Entries from a dataset of interfaces:
+++
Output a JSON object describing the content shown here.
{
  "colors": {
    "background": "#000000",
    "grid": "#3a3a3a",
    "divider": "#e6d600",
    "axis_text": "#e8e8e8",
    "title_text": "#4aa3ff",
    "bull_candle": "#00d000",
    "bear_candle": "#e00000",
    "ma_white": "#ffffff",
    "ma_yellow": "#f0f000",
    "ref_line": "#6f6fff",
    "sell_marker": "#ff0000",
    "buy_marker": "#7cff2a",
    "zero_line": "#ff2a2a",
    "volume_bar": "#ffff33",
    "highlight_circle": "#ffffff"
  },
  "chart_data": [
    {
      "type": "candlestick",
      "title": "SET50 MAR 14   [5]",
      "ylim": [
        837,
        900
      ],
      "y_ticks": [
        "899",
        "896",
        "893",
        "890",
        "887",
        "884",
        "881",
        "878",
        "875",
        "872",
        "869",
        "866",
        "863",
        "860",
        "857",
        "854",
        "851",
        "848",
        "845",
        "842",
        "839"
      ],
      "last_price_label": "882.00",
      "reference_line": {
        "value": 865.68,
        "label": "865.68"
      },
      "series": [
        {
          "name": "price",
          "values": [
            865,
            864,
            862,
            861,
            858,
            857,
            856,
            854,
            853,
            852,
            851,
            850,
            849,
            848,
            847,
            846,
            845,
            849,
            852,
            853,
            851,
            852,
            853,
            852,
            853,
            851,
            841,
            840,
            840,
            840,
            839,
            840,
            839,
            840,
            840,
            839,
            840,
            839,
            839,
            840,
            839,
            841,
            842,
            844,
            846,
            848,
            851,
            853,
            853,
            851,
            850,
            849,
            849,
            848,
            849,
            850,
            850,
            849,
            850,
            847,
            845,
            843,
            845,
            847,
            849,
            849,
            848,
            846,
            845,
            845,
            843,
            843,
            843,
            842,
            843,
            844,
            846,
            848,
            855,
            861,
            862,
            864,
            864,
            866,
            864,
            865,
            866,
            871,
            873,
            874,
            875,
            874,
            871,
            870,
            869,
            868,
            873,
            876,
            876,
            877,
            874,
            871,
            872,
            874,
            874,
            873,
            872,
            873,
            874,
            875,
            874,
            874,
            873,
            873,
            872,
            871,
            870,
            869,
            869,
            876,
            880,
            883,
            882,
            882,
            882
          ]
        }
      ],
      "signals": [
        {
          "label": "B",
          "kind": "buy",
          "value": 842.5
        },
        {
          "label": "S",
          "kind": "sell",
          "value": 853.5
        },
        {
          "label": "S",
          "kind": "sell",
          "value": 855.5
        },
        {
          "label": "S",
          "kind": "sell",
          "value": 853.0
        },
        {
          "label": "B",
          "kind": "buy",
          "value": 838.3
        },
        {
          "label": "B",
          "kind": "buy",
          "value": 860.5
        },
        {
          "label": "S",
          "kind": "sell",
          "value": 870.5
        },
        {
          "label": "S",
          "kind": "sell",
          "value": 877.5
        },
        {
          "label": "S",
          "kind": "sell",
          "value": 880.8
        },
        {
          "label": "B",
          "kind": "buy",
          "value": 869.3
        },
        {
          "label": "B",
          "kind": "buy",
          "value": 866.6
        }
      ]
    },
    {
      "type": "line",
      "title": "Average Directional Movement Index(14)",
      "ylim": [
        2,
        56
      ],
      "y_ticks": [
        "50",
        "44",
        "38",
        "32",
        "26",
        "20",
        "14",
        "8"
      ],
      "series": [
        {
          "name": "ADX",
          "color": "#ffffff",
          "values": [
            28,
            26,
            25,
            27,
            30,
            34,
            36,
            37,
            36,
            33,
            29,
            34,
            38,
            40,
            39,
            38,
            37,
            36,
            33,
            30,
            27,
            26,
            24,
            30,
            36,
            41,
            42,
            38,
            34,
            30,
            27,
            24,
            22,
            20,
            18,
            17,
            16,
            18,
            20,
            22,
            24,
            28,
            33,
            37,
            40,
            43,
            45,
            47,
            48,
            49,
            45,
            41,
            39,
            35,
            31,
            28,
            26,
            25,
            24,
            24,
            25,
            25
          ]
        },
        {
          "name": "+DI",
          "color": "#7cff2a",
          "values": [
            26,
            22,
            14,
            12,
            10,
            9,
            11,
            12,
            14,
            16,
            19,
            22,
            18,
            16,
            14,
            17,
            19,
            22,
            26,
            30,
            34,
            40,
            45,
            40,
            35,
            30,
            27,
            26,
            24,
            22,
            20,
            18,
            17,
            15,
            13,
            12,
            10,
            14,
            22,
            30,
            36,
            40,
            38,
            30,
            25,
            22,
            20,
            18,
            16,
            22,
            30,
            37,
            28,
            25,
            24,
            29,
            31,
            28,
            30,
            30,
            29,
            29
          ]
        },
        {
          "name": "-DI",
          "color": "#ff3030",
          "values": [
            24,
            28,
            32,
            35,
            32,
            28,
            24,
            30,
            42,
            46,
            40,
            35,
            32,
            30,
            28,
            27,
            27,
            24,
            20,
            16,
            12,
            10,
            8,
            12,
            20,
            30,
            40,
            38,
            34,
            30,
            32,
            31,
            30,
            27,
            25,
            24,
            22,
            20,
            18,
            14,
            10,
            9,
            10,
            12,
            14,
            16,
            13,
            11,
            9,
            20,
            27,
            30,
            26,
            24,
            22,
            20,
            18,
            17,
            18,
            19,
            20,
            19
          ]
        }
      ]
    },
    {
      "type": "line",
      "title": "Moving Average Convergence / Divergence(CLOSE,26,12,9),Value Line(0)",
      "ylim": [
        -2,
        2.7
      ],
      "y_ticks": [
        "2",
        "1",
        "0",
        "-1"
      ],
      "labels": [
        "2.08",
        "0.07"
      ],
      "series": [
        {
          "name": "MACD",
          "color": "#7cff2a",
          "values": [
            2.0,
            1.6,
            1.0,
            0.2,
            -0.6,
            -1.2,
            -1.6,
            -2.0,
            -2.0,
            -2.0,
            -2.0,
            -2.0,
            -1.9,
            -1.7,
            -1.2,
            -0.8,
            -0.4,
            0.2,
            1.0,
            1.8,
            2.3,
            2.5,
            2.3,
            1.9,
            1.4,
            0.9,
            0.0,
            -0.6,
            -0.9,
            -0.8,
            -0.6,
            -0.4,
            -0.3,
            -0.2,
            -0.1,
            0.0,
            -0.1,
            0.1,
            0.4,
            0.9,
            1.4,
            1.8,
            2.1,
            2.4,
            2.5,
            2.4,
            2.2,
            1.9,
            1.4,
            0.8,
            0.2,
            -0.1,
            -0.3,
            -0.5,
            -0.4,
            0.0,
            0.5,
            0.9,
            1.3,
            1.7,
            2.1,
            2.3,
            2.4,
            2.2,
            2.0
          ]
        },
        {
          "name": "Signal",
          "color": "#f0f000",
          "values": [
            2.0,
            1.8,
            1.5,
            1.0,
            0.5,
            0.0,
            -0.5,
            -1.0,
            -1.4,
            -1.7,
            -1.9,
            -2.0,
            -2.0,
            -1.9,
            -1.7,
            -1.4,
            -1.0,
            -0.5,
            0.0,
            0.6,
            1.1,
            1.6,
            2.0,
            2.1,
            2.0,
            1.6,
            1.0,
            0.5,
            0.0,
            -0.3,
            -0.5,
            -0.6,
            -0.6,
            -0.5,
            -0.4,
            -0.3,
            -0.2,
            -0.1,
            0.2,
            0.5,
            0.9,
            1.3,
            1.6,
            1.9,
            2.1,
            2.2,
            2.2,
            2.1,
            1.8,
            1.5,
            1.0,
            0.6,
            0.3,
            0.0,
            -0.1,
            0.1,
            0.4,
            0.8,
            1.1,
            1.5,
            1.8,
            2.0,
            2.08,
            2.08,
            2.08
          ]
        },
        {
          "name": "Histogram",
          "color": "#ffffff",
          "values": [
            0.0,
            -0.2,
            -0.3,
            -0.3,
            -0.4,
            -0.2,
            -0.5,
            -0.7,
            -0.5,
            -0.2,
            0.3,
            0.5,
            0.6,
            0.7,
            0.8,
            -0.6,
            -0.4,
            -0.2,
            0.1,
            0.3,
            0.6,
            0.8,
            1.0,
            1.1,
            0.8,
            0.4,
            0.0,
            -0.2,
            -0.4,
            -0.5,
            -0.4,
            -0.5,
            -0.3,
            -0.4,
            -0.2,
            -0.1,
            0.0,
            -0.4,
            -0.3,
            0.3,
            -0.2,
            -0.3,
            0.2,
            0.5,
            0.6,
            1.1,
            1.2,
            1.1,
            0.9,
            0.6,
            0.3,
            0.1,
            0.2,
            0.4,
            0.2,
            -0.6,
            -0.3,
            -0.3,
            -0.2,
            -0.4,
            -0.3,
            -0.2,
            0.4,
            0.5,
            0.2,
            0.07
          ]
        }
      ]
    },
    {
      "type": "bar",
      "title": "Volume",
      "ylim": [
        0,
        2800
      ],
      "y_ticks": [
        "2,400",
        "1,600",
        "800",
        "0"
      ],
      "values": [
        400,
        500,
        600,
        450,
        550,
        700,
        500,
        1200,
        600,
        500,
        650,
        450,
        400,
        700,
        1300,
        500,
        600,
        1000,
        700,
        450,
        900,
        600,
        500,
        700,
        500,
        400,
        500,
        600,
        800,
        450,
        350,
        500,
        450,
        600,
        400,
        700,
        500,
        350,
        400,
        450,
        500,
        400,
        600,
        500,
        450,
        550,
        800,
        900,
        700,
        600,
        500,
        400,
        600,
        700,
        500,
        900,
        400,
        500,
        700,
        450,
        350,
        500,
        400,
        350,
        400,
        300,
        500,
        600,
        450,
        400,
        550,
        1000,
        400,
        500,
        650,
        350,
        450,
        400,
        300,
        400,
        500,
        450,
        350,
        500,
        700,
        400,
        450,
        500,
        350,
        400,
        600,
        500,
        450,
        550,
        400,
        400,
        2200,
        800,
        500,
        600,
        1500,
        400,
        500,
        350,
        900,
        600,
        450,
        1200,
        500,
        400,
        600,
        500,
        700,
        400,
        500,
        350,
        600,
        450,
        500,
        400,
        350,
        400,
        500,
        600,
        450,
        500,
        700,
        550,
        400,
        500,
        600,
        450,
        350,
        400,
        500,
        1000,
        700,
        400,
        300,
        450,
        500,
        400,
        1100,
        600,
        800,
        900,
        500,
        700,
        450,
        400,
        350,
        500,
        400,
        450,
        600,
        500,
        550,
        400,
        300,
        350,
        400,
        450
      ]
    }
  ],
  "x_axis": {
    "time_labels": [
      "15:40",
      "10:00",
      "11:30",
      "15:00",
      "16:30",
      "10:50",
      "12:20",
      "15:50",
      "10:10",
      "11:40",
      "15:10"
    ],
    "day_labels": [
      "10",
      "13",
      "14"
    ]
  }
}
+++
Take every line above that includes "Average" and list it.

      "title": "Average Directional Movement Index(14)",
      "title": "Moving Average Convergence / Divergence(CLOSE,26,12,9),Value Line(0)",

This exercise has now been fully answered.